This book, however, changed my understanding of Tagore. In my mind, he shifted from being solely a storyteller to a philosopher as well. Tagore’s ability to use figurative language in a descriptive yet beautiful way makes the book easier to digest and leads to a far deeper understanding of the religious ideas he presented.
Being about his own religious views, the book details a number of anecdotes that led him to create his own religion. Rather than divinity and the supernatural, Tagore links his religious beliefs to ideas such as truth, honesty, creativity, and critical thinking. He, as is evident throughout the book, uses religion as a framework for understanding human beings. According to Tagore, our knowledge of the divine is gained from engagement with ourselves, and religion has the capacity to allow us to understand that which we ordinarily find confusing.
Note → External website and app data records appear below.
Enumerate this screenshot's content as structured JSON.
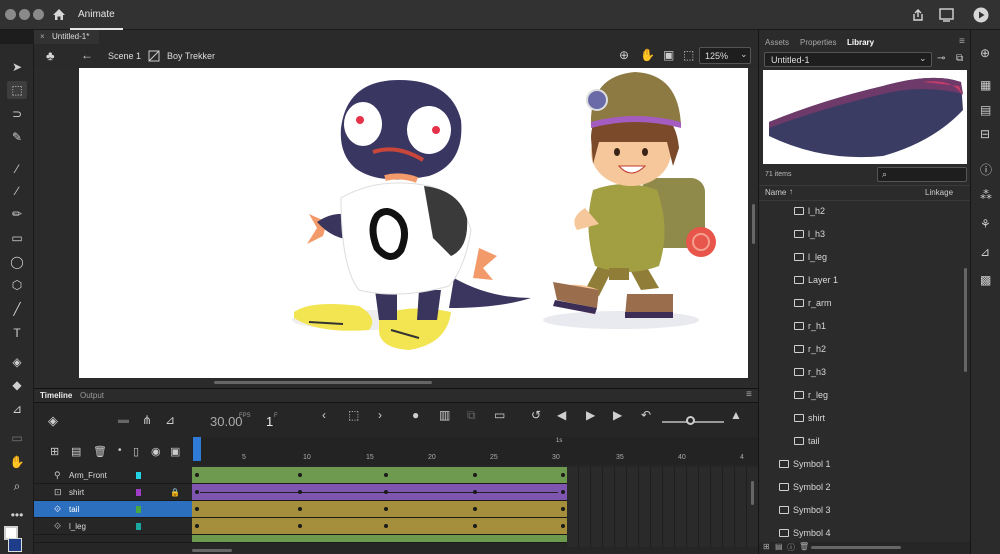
{
  "app": {
    "name": "Animate"
  },
  "document": {
    "tab_title": "Untitled-1*",
    "scene": "Scene 1",
    "symbol": "Boy Trekker",
    "zoom": "125%"
  },
  "right_panel": {
    "tabs": [
      "Assets",
      "Properties",
      "Library"
    ],
    "active_tab": "Library",
    "library_name": "Untitled-1",
    "item_count": "71 items",
    "search_placeholder": "",
    "col_name": "Name",
    "col_linkage": "Linkage",
    "items": [
      {
        "label": "l_h2",
        "kind": "bitmap"
      },
      {
        "label": "l_h3",
        "kind": "bitmap"
      },
      {
        "label": "l_leg",
        "kind": "bitmap"
      },
      {
        "label": "Layer 1",
        "kind": "bitmap"
      },
      {
        "label": "r_arm",
        "kind": "bitmap"
      },
      {
        "label": "r_h1",
        "kind": "bitmap"
      },
      {
        "label": "r_h2",
        "kind": "bitmap"
      },
      {
        "label": "r_h3",
        "kind": "bitmap"
      },
      {
        "label": "r_leg",
        "kind": "bitmap"
      },
      {
        "label": "shirt",
        "kind": "bitmap"
      },
      {
        "label": "tail",
        "kind": "bitmap"
      },
      {
        "label": "Symbol 1",
        "kind": "symbol"
      },
      {
        "label": "Symbol 2",
        "kind": "symbol"
      },
      {
        "label": "Symbol 3",
        "kind": "symbol"
      },
      {
        "label": "Symbol 4",
        "kind": "symbol"
      }
    ]
  },
  "timeline": {
    "tabs": [
      "Timeline",
      "Output"
    ],
    "fps": "30.00",
    "fps_unit": "FPS",
    "frame": "1",
    "frame_unit": "F",
    "seconds_marker": "1s",
    "ruler": [
      "5",
      "10",
      "15",
      "20",
      "25",
      "30",
      "35",
      "40",
      "4"
    ],
    "layers": [
      {
        "name": "Arm_Front",
        "color": "#22d3e6",
        "frame_color": "#6e9a50",
        "selected": false,
        "locked": false
      },
      {
        "name": "shirt",
        "color": "#a13ec9",
        "frame_color": "#7e56b0",
        "selected": false,
        "locked": true
      },
      {
        "name": "tail",
        "color": "#49a640",
        "frame_color": "#a68f3c",
        "selected": true,
        "locked": false
      },
      {
        "name": "l_leg",
        "color": "#1aa8a0",
        "frame_color": "#a68f3c",
        "selected": false,
        "locked": false
      }
    ]
  },
  "colors": {
    "accent": "#2d7bd6",
    "panel": "#2b2b2b",
    "stage": "#ffffff"
  }
}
In my opinion, The Religion of Man is definitely worth the read. While, at times, it may move slowly, Tagore’s ideas present a new way of looking at things that is beneficial to everybody, regardless of age, gender, or past experiences.
– Prithvi Subrahmanyam, Contributor
Tagore has been formative for so many of us. Any ICSE student avows that The Postmaster is one of the best stories in the textbook, Treasure Trove of Short Stories. The story is so simple and quaint, a postmaster that aches for connection and a young girl who provides it. While the postmaster desperately misses his family in Calcutta, his friendship is the first meaningful relationship in a long time for Ratan, the poor orphan girl who does his housework in exchange for food. She doesn’t have any money for dowry so she is fated to be unmarried. The village of Ulapur is too small for the postmaster, it cannot fulfill him just as he cannot fulfill the young girl’s dreams for education and connection. The postmaster teaches Ratan to read but who indeed will write her letters?
Their separation is more tragic than Romeo-Juliet’s, it would be easier if they were star-crossed. Ratan’s love might forever be unrequited but she does not stop waiting for the postmaster’s return. Tagore drives it home – it’s absurd how the heart can believe anything it wants to.
Revisiting these characters today, I’m still amazed. How did he write them? For a man who was so well-travelled, from a powerful family, Tagore had such an insight into the lives of the “humble villagers”. In very few instances did his “bhadralok” present an interference. He spoke in as many different voices as tongues.
– Eisha Nair, Content and curatorial associate, Sarmaya